Work order: Whenever a line in the entries includes the word "since", copy that line out.

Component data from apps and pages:
● ● ●
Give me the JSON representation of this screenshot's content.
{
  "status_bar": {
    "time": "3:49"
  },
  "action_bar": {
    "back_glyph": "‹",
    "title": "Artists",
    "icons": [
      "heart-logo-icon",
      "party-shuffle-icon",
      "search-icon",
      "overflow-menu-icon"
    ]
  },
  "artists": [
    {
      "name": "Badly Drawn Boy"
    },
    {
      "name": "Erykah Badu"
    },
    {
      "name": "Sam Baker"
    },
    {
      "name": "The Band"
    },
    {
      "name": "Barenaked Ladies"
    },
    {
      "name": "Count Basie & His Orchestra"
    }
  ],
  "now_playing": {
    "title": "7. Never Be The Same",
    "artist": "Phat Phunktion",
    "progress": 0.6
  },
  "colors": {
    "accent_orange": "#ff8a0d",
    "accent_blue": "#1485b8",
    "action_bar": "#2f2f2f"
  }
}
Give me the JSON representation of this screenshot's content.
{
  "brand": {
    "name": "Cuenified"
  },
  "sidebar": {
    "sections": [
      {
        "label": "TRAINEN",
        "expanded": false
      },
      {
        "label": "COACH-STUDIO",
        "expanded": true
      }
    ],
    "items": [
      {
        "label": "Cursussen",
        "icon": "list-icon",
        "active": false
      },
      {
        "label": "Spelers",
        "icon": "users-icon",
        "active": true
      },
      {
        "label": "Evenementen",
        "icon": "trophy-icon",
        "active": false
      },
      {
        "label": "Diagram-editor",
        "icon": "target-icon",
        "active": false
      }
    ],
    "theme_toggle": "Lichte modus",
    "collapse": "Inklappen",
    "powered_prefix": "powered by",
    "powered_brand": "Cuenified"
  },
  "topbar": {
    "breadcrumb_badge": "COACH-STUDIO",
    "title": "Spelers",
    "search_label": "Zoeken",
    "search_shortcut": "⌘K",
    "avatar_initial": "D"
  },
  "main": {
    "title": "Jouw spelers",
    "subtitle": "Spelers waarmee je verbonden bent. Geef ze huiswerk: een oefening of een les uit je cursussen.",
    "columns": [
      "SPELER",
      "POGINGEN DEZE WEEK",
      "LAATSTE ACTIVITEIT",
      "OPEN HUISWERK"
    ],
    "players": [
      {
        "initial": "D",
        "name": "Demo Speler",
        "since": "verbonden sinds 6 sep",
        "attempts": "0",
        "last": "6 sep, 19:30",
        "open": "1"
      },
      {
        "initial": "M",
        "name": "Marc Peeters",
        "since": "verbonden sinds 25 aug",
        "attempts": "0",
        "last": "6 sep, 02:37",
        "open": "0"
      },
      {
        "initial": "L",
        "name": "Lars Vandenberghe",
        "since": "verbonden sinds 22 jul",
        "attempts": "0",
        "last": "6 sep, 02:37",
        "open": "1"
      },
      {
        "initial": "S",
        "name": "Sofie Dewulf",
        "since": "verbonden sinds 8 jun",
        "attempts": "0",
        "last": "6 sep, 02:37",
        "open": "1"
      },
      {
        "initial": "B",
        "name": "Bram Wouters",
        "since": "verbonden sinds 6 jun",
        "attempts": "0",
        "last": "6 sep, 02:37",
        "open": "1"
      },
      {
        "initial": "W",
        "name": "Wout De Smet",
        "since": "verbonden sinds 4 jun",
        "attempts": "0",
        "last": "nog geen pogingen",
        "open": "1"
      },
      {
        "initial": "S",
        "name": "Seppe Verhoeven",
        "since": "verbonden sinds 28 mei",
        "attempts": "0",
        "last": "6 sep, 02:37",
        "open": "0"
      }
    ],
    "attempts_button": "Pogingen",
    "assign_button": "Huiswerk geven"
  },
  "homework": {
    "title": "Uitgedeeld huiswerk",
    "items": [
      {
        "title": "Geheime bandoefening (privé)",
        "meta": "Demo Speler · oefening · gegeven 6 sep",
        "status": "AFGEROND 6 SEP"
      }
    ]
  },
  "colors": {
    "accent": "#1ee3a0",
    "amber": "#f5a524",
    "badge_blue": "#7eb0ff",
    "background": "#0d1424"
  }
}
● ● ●
Your response:
        "since": "verbonden sinds 6 sep",
        "since": "verbonden sinds 25 aug",
        "since": "verbonden sinds 22 jul",
        "since": "verbonden sinds 8 jun",
        "since": "verbonden sinds 6 jun",
        "since": "verbonden sinds 4 jun",
        "since": "verbonden sinds 28 mei",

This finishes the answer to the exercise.